Vernal (meaning Spring) pools, also known as ephemeral pools, are unique wildlife habitats, which have become an increasingly rare type of wetland in Massachusetts. Due to their sensitivity, vernal pools and the surrounding areas are protected under the MA Wetlands Protection Act, as well as the Georgetown Wetlands Protection Bylaw. Vernal pools provide critical habitat for amphibians and invertebrate animals, such as the wood frog (Rana sylvatica), blue-spotted salamander (Ambystoma laterale), Blanding's turtle (Emydoidea blandingii), and spotted turtle (Clemmys guttata). A vernal pool is a confined basin that typically fills with water in the autumn or winter due to rising groundwater and rainfall. The water remains ponded throughout the spring, until the water dries up in the summer months. Many amphibians and invertebrate species rely on vernal pools for their breeding, feeding, and shelter purposes.

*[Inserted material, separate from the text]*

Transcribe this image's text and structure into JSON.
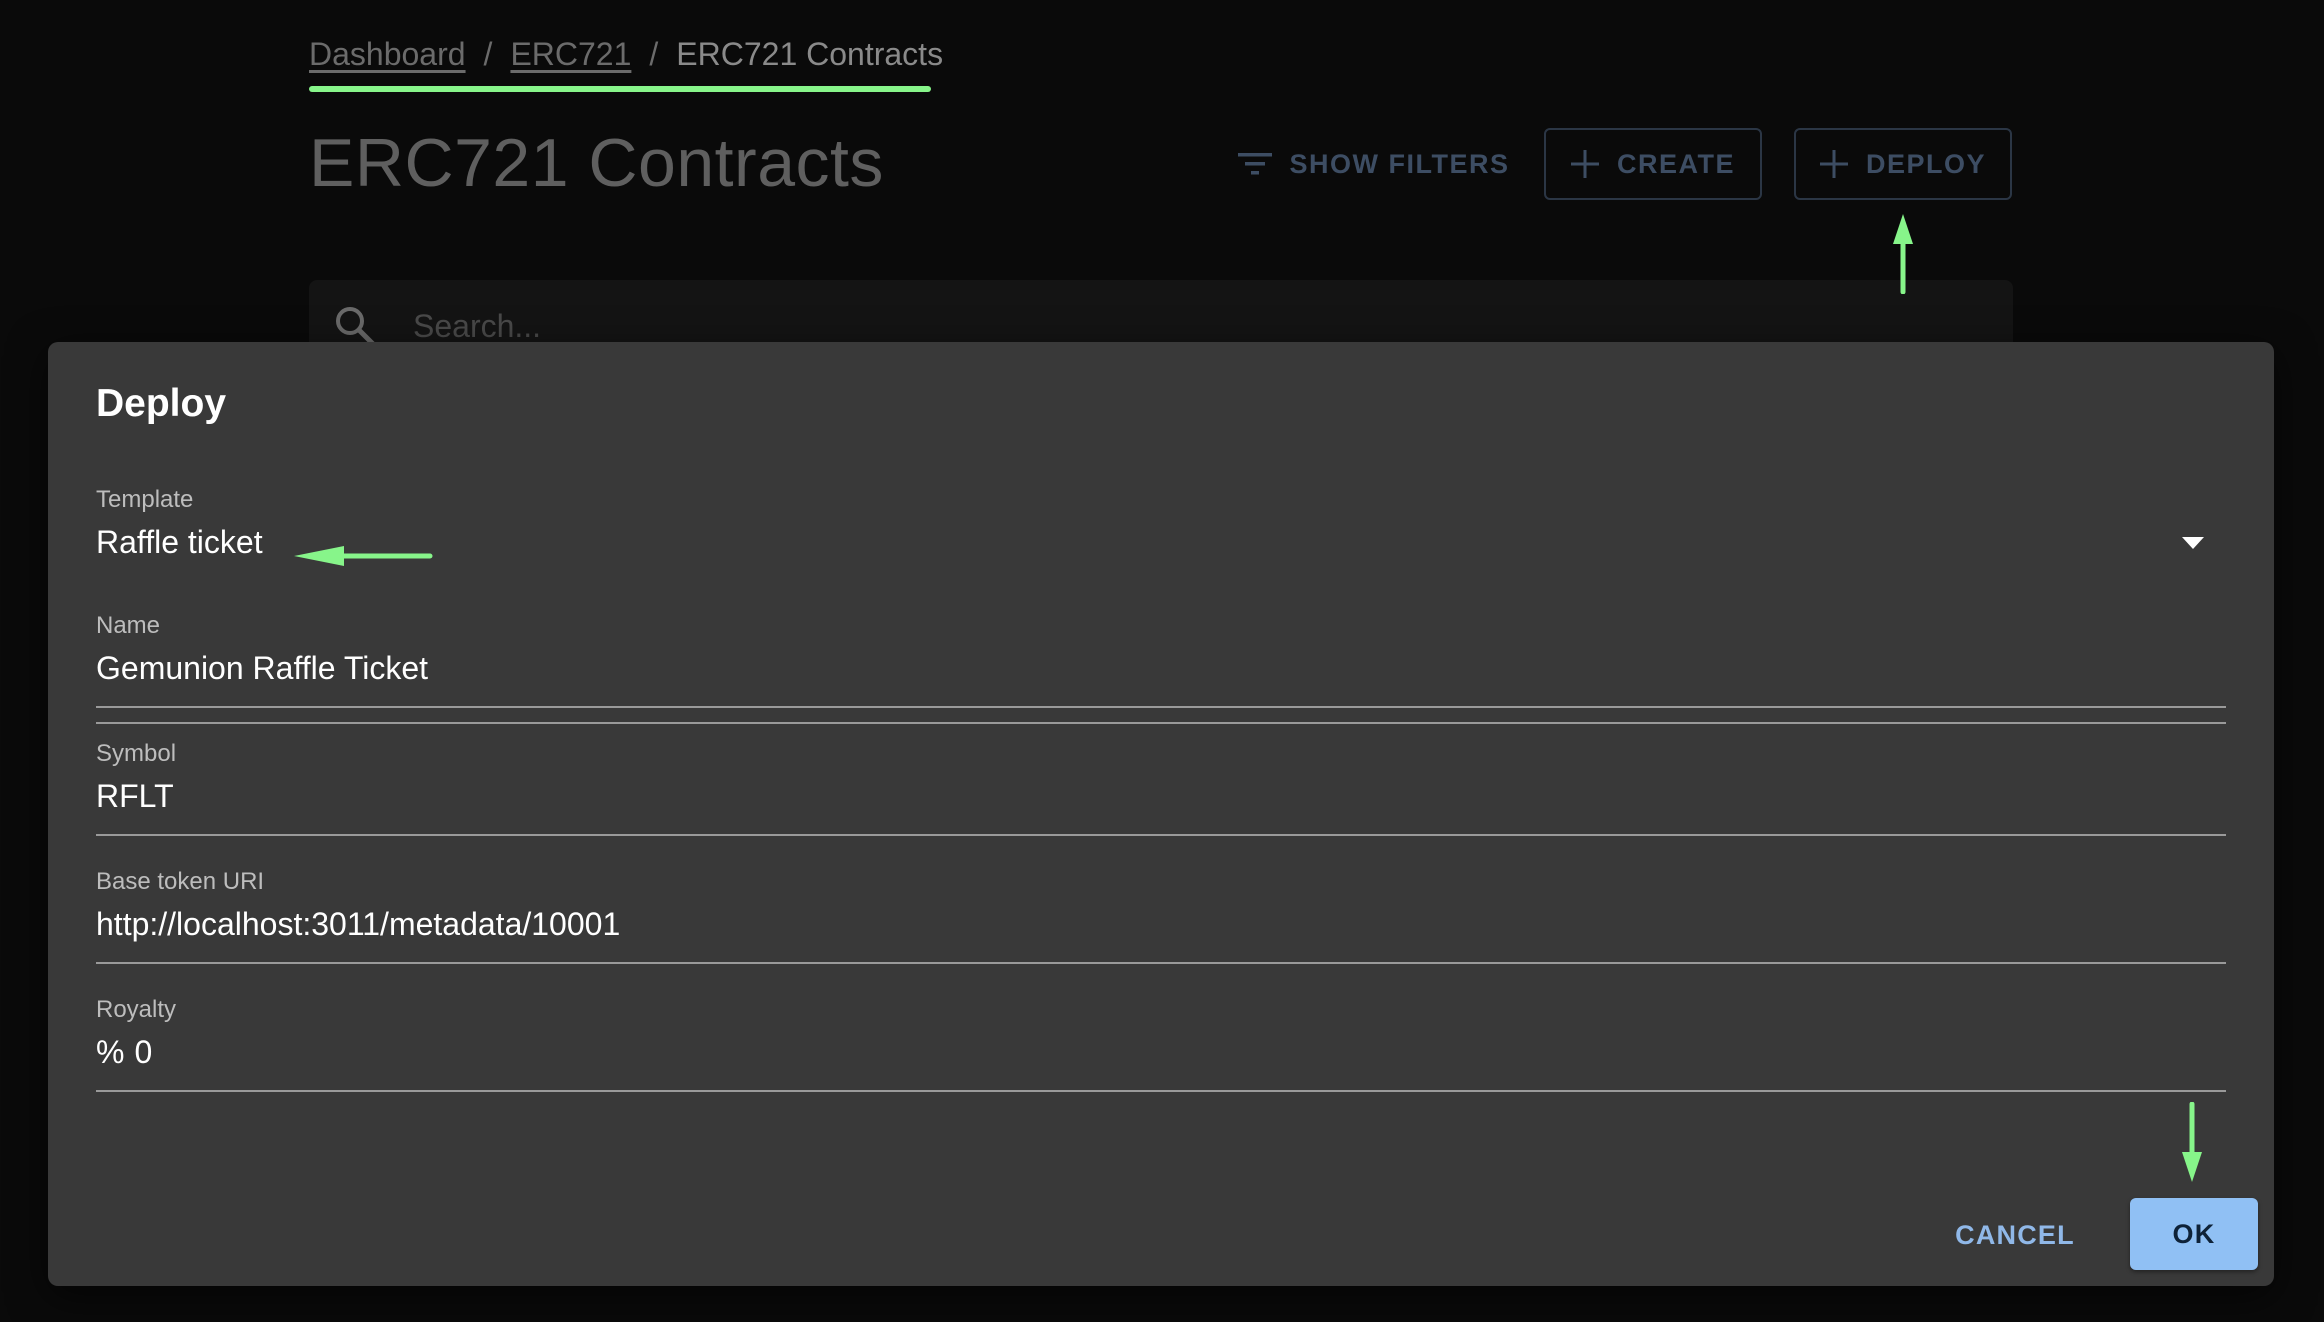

For that reason, vernal pools are essential for the continued survival of the wildlife species that are dependent upon this rare and threatened resource area.